### WHAT TO DO
The answer must be one number: how many lines in the records below contain the string "title".

Page and application data records:
◇ ◇ ◇

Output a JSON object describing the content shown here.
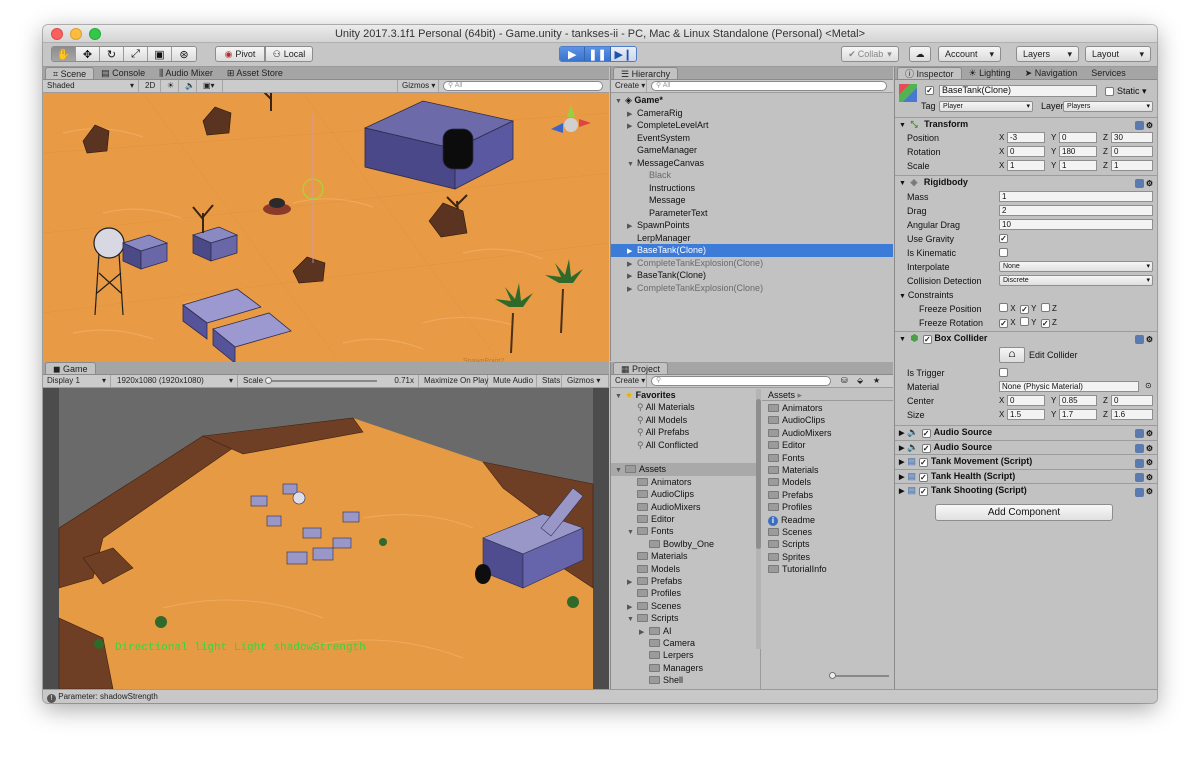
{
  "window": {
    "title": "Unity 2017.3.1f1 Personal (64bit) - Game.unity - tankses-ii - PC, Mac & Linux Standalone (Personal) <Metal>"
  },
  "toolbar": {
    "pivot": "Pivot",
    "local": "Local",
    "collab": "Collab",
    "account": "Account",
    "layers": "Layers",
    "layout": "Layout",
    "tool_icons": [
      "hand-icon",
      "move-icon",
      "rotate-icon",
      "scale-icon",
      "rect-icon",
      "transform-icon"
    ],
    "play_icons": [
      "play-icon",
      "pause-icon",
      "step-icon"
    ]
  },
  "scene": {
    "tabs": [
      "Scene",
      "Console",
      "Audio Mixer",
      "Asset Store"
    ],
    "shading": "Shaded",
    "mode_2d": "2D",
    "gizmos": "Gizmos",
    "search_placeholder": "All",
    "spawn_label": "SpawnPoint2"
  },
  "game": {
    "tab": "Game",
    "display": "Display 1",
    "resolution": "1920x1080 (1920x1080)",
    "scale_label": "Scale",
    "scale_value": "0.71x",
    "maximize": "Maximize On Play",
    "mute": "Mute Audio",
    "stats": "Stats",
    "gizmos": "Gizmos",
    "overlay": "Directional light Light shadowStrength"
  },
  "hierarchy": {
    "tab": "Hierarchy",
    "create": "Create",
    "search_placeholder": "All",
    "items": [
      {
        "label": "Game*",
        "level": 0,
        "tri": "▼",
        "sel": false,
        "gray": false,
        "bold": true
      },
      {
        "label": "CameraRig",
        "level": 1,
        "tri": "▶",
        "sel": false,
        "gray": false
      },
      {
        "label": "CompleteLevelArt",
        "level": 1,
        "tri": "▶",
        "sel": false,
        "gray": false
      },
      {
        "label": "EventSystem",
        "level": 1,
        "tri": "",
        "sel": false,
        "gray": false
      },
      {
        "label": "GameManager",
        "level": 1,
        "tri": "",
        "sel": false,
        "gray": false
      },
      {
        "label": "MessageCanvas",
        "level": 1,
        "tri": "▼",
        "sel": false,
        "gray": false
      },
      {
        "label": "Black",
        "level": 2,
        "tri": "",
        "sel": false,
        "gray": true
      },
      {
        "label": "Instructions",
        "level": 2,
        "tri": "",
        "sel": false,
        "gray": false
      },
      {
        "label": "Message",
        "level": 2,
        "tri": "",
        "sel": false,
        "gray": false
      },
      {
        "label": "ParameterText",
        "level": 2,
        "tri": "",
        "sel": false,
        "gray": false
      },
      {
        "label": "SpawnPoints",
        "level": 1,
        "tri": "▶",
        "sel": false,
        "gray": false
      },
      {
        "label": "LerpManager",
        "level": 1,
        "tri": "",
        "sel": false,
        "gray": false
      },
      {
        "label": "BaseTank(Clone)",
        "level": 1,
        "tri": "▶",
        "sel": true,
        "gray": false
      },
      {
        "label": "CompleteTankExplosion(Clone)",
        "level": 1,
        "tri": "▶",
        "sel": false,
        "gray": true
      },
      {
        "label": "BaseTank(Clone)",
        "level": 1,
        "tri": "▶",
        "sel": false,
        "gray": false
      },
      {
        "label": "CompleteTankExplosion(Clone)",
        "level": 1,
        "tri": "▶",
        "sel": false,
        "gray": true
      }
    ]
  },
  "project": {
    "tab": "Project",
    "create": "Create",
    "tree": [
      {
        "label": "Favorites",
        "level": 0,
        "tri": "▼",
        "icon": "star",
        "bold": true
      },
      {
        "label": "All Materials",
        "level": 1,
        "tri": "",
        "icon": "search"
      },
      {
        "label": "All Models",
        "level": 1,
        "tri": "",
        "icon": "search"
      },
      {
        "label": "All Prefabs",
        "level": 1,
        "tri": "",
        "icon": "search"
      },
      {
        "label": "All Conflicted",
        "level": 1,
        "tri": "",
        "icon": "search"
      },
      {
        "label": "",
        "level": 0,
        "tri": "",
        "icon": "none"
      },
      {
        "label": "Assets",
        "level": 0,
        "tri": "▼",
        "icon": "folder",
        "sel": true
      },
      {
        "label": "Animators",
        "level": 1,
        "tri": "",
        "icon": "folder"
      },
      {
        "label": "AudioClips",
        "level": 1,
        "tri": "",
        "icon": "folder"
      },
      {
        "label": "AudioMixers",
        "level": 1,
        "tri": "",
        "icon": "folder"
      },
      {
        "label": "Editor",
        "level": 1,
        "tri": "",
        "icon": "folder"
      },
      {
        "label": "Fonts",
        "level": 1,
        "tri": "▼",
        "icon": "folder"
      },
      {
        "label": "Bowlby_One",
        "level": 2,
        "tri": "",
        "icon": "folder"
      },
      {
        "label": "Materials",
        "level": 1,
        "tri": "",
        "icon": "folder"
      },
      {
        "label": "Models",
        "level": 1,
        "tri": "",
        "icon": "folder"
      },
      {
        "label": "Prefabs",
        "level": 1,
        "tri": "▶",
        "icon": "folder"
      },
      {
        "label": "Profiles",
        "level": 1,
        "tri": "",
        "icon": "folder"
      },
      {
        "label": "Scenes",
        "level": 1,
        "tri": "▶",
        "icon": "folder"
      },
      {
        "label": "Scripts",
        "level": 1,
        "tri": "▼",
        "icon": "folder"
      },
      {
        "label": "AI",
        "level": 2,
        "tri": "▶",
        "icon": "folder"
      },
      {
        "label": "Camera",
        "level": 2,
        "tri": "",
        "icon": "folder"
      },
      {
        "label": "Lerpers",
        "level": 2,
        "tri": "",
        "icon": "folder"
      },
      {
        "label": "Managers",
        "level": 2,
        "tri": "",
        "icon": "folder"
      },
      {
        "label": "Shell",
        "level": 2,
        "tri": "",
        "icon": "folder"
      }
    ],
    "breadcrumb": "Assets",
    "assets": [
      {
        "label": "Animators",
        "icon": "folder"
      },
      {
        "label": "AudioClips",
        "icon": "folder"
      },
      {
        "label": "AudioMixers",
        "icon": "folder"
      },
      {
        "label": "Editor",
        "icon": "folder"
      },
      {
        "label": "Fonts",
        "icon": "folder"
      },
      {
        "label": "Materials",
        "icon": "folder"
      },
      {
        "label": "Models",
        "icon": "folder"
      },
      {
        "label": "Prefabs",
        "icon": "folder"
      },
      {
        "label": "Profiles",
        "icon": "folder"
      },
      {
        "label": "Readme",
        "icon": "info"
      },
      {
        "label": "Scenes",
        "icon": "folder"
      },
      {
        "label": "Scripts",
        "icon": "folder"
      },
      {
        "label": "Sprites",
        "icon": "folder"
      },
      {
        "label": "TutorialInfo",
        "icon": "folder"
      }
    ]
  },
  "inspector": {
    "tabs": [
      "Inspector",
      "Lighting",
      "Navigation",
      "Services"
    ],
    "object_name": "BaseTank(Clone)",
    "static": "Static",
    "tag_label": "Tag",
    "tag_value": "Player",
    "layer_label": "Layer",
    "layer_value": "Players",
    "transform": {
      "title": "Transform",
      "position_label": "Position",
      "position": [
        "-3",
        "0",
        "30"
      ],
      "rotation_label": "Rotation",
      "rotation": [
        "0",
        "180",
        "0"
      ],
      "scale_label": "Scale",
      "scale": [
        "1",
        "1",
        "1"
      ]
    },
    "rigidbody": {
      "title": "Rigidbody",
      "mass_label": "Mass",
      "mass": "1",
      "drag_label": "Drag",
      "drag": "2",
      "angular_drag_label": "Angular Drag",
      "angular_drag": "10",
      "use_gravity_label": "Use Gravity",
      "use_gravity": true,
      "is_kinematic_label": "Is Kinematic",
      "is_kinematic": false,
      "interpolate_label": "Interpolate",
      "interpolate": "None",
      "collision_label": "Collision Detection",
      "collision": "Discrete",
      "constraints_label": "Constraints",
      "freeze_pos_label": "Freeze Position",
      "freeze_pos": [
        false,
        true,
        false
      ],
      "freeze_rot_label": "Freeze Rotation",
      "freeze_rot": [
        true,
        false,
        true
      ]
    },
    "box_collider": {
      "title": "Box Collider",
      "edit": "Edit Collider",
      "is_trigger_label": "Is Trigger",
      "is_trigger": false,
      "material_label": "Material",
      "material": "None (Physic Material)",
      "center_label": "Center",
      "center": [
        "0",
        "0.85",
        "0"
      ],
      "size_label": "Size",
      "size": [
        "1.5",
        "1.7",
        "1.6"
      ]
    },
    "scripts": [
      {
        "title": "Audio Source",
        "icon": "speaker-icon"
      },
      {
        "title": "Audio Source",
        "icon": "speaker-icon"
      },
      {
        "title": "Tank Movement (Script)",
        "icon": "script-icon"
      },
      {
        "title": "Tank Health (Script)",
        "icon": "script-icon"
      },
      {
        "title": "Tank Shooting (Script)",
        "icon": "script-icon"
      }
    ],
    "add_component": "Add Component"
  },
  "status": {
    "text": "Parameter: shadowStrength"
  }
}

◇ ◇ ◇

### EXERCISE RESULT
9